»»

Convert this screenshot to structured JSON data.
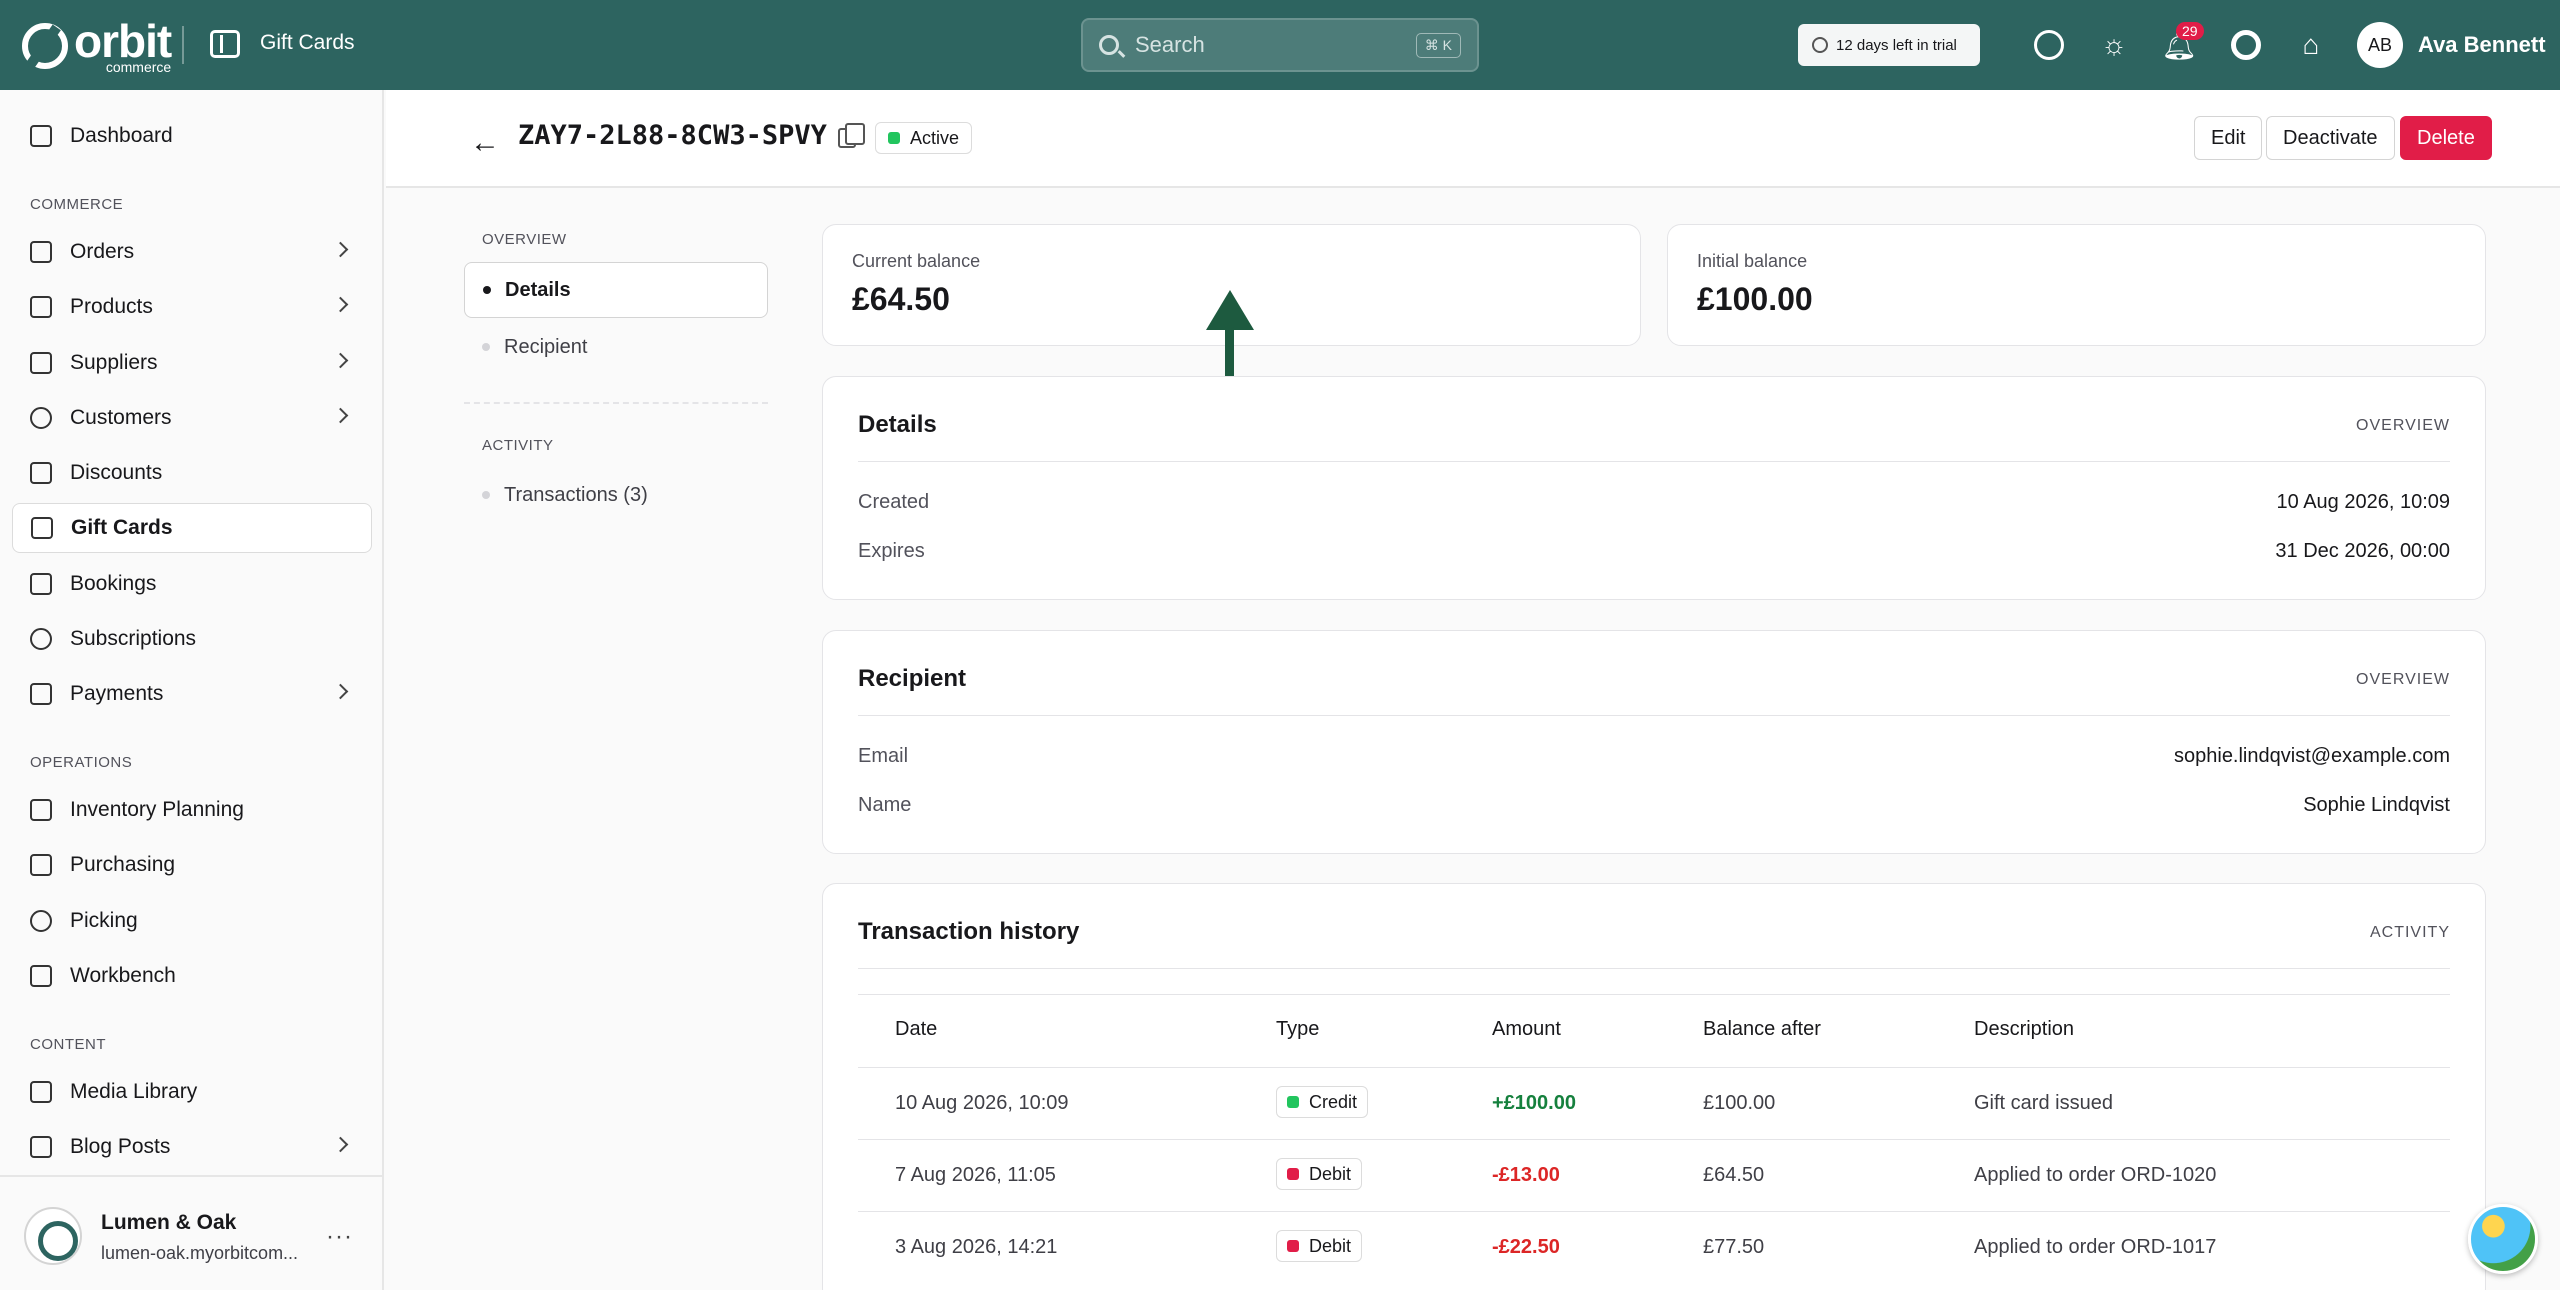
{
  "topbar": {
    "logo_text": "orbit",
    "logo_sub": "commerce",
    "section": "Gift Cards",
    "search_placeholder": "Search",
    "search_shortcut": "⌘ K",
    "trial": "12 days left in trial",
    "notifications_count": "29",
    "avatar_initials": "AB",
    "user_name": "Ava Bennett"
  },
  "sidebar": {
    "dashboard": "Dashboard",
    "section_commerce": "COMMERCE",
    "orders": "Orders",
    "products": "Products",
    "suppliers": "Suppliers",
    "customers": "Customers",
    "discounts": "Discounts",
    "gift_cards": "Gift Cards",
    "bookings": "Bookings",
    "subscriptions": "Subscriptions",
    "payments": "Payments",
    "section_operations": "OPERATIONS",
    "inventory_planning": "Inventory Planning",
    "purchasing": "Purchasing",
    "picking": "Picking",
    "workbench": "Workbench",
    "section_content": "CONTENT",
    "media_library": "Media Library",
    "blog_posts": "Blog Posts",
    "store_name": "Lumen & Oak",
    "store_url": "lumen-oak.myorbitcom...",
    "store_more": "···"
  },
  "header": {
    "back_glyph": "←",
    "code": "ZAY7-2L88-8CW3-SPVY",
    "status": "Active",
    "edit": "Edit",
    "deactivate": "Deactivate",
    "delete": "Delete"
  },
  "section_nav": {
    "overview_label": "OVERVIEW",
    "details": "Details",
    "recipient": "Recipient",
    "activity_label": "ACTIVITY",
    "transactions": "Transactions (3)"
  },
  "balances": {
    "current_label": "Current balance",
    "current_value": "£64.50",
    "initial_label": "Initial balance",
    "initial_value": "£100.00"
  },
  "details": {
    "title": "Details",
    "tag": "OVERVIEW",
    "created_label": "Created",
    "created_value": "10 Aug 2026, 10:09",
    "expires_label": "Expires",
    "expires_value": "31 Dec 2026, 00:00"
  },
  "recipient": {
    "title": "Recipient",
    "tag": "OVERVIEW",
    "email_label": "Email",
    "email_value": "sophie.lindqvist@example.com",
    "name_label": "Name",
    "name_value": "Sophie Lindqvist"
  },
  "transactions": {
    "title": "Transaction history",
    "tag": "ACTIVITY",
    "columns": [
      "Date",
      "Type",
      "Amount",
      "Balance after",
      "Description"
    ],
    "rows": [
      {
        "date": "10 Aug 2026, 10:09",
        "type": "Credit",
        "amount": "+£100.00",
        "balance": "£100.00",
        "description": "Gift card issued"
      },
      {
        "date": "7 Aug 2026, 11:05",
        "type": "Debit",
        "amount": "-£13.00",
        "balance": "£64.50",
        "description": "Applied to order ORD-1020"
      },
      {
        "date": "3 Aug 2026, 14:21",
        "type": "Debit",
        "amount": "-£22.50",
        "balance": "£77.50",
        "description": "Applied to order ORD-1017"
      }
    ]
  },
  "colors": {
    "topbar": "#2d6460",
    "active": "#22c55e",
    "credit": "#22c55e",
    "debit": "#e11d48",
    "danger": "#e11d48",
    "arrow": "#1d5a3f"
  }
}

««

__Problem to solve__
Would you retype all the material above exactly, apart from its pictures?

__Written answer__
Convert this screenshot to structured JSON data.
{
  "topbar": {
    "logo_text": "orbit",
    "logo_sub": "commerce",
    "section": "Gift Cards",
    "search_placeholder": "Search",
    "search_shortcut": "⌘ K",
    "trial": "12 days left in trial",
    "notifications_count": "29",
    "avatar_initials": "AB",
    "user_name": "Ava Bennett"
  },
  "sidebar": {
    "dashboard": "Dashboard",
    "section_commerce": "COMMERCE",
    "orders": "Orders",
    "products": "Products",
    "suppliers": "Suppliers",
    "customers": "Customers",
    "discounts": "Discounts",
    "gift_cards": "Gift Cards",
    "bookings": "Bookings",
    "subscriptions": "Subscriptions",
    "payments": "Payments",
    "section_operations": "OPERATIONS",
    "inventory_planning": "Inventory Planning",
    "purchasing": "Purchasing",
    "picking": "Picking",
    "workbench": "Workbench",
    "section_content": "CONTENT",
    "media_library": "Media Library",
    "blog_posts": "Blog Posts",
    "store_name": "Lumen & Oak",
    "store_url": "lumen-oak.myorbitcom...",
    "store_more": "···"
  },
  "header": {
    "back_glyph": "←",
    "code": "ZAY7-2L88-8CW3-SPVY",
    "status": "Active",
    "edit": "Edit",
    "deactivate": "Deactivate",
    "delete": "Delete"
  },
  "section_nav": {
    "overview_label": "OVERVIEW",
    "details": "Details",
    "recipient": "Recipient",
    "activity_label": "ACTIVITY",
    "transactions": "Transactions (3)"
  },
  "balances": {
    "current_label": "Current balance",
    "current_value": "£64.50",
    "initial_label": "Initial balance",
    "initial_value": "£100.00"
  },
  "details": {
    "title": "Details",
    "tag": "OVERVIEW",
    "created_label": "Created",
    "created_value": "10 Aug 2026, 10:09",
    "expires_label": "Expires",
    "expires_value": "31 Dec 2026, 00:00"
  },
  "recipient": {
    "title": "Recipient",
    "tag": "OVERVIEW",
    "email_label": "Email",
    "email_value": "sophie.lindqvist@example.com",
    "name_label": "Name",
    "name_value": "Sophie Lindqvist"
  },
  "transactions": {
    "title": "Transaction history",
    "tag": "ACTIVITY",
    "columns": [
      "Date",
      "Type",
      "Amount",
      "Balance after",
      "Description"
    ],
    "rows": [
      {
        "date": "10 Aug 2026, 10:09",
        "type": "Credit",
        "amount": "+£100.00",
        "balance": "£100.00",
        "description": "Gift card issued"
      },
      {
        "date": "7 Aug 2026, 11:05",
        "type": "Debit",
        "amount": "-£13.00",
        "balance": "£64.50",
        "description": "Applied to order ORD-1020"
      },
      {
        "date": "3 Aug 2026, 14:21",
        "type": "Debit",
        "amount": "-£22.50",
        "balance": "£77.50",
        "description": "Applied to order ORD-1017"
      }
    ]
  },
  "colors": {
    "topbar": "#2d6460",
    "active": "#22c55e",
    "credit": "#22c55e",
    "debit": "#e11d48",
    "danger": "#e11d48",
    "arrow": "#1d5a3f"
  }
}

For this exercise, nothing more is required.